Find information:

[8-1]Taming the Uncertainty in Supporting Distributed Sensor Applications


Title:Taming the Uncertainty in Supporting Distributed Sensor Applications
Speaker:Dr. Qi Han   (Colorado School of Mines)
Time:10:00 am, Aug. 1, 2008 
Venue:Room 813
With the advances in computational, communication, and sensing capabilities, large-scale sensor-based distributed environments are becoming a reality. However, the dynamic nature of wireless sensor networks causes many uncertainties in supporting applications. In this talk, I will focus on approaches in taming one aspect of the uncertainties - data accuracy. Since sensors are resource constrained, often sensor data is collected into a sensor database that resides at more powerful servers. A natural tradeoff exists between the sensor resources (bandwidth, energy) consumed and the quality of data collected at the server. Blindly transmitting sensor updates at a fixed periodicity to the server results in a suboptimal solution due to the differences in stability of sensor values and due to the varying application needs that impose different quality requirements across sensors. This talk presents an adaptive data collection mechanism for sensor environments that adjusts to these variations while at the same time optimizing the energy consumption of sensors. I will also touch upon how we deal with other aspects of the uncertainties - latency and reliability. I will conclude with some brief discussions on our ongoing interdisciplinary project that uses wireless sensor networks for subsurface contaminant monitoring.

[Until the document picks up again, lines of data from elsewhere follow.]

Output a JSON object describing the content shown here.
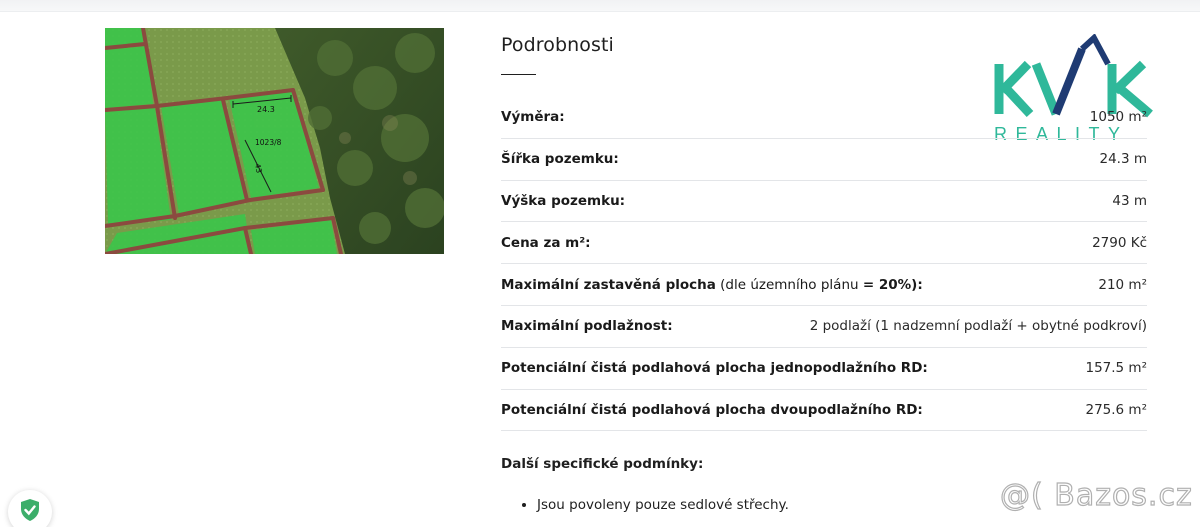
{
  "map": {
    "parcel_width_label": "24.3",
    "parcel_id_label": "1023/8",
    "parcel_height_label": "43"
  },
  "logo": {
    "letters": "KVK",
    "subtitle": "REALITY",
    "colors": {
      "teal": "#2fb89a",
      "navy": "#1f3b73"
    }
  },
  "details": {
    "heading": "Podrobnosti",
    "rows": [
      {
        "label": "Výměra:",
        "value": "1050 m²"
      },
      {
        "label": "Šířka pozemku:",
        "value": "24.3 m"
      },
      {
        "label": "Výška pozemku:",
        "value": "43 m"
      },
      {
        "label": "Cena za m²:",
        "value": "2790 Kč"
      },
      {
        "label": "Maximální zastavěná plocha",
        "label_note": " (dle územního plánu ",
        "label_bold_tail": "= 20%",
        "label_end": "):",
        "value": "210 m²"
      },
      {
        "label": "Maximální podlažnost:",
        "value": "2 podlaží (1 nadzemní podlaží + obytné podkroví)"
      },
      {
        "label": "Potenciální čistá podlahová plocha jednopodlažního RD:",
        "value": "157.5 m²"
      },
      {
        "label": "Potenciální čistá podlahová plocha dvoupodlažního RD:",
        "value": "275.6 m²"
      }
    ],
    "extra_heading": "Další specifické podmínky:",
    "bullets": [
      "Jsou povoleny pouze sedlové střechy."
    ]
  },
  "watermark": "@( Bazos.cz"
}
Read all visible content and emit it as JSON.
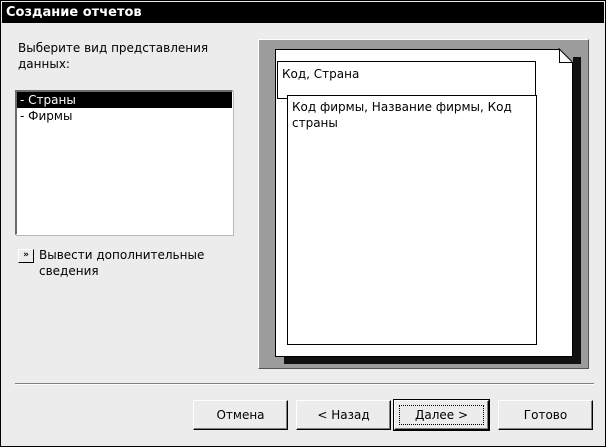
{
  "window": {
    "title": "Создание отчетов"
  },
  "prompt": {
    "text": "Выберите вид представления данных:"
  },
  "view_list": {
    "items": [
      "- Страны",
      "- Фирмы"
    ],
    "selected_index": 0
  },
  "more_info": {
    "button_glyph": "»",
    "label": "Вывести дополнительные сведения"
  },
  "preview": {
    "header_fields": "Код, Страна",
    "detail_fields": "Код фирмы, Название фирмы, Код страны"
  },
  "buttons": {
    "cancel": "Отмена",
    "back": "< Назад",
    "next": "Далее >",
    "finish": "Готово"
  }
}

Dr. Qi Han is an Assistant Professor in the Department of Mathematical and Computer Sciences at the Colorado School of Mines. She received the Ph.D. degree from the Donald Bren School of Information and Computer Science at the University of California, Irvine in 2005. Her doctoral thesis work was on quality-aware context data collection. Before that, she received the Master’s degree from Department of Computer Science and Engineering at the Huazhong University of Science and Technology. Her Master’s thesis was on transaction processing for real-time and active databases. Her current research interests include wireless sensor networks, distributed systems support for pervasive computing, and network-aware data management. Dr. Han has served on the technical program committees of various professional conferences and workshops. Her current research is being funded by the National Science Foundation.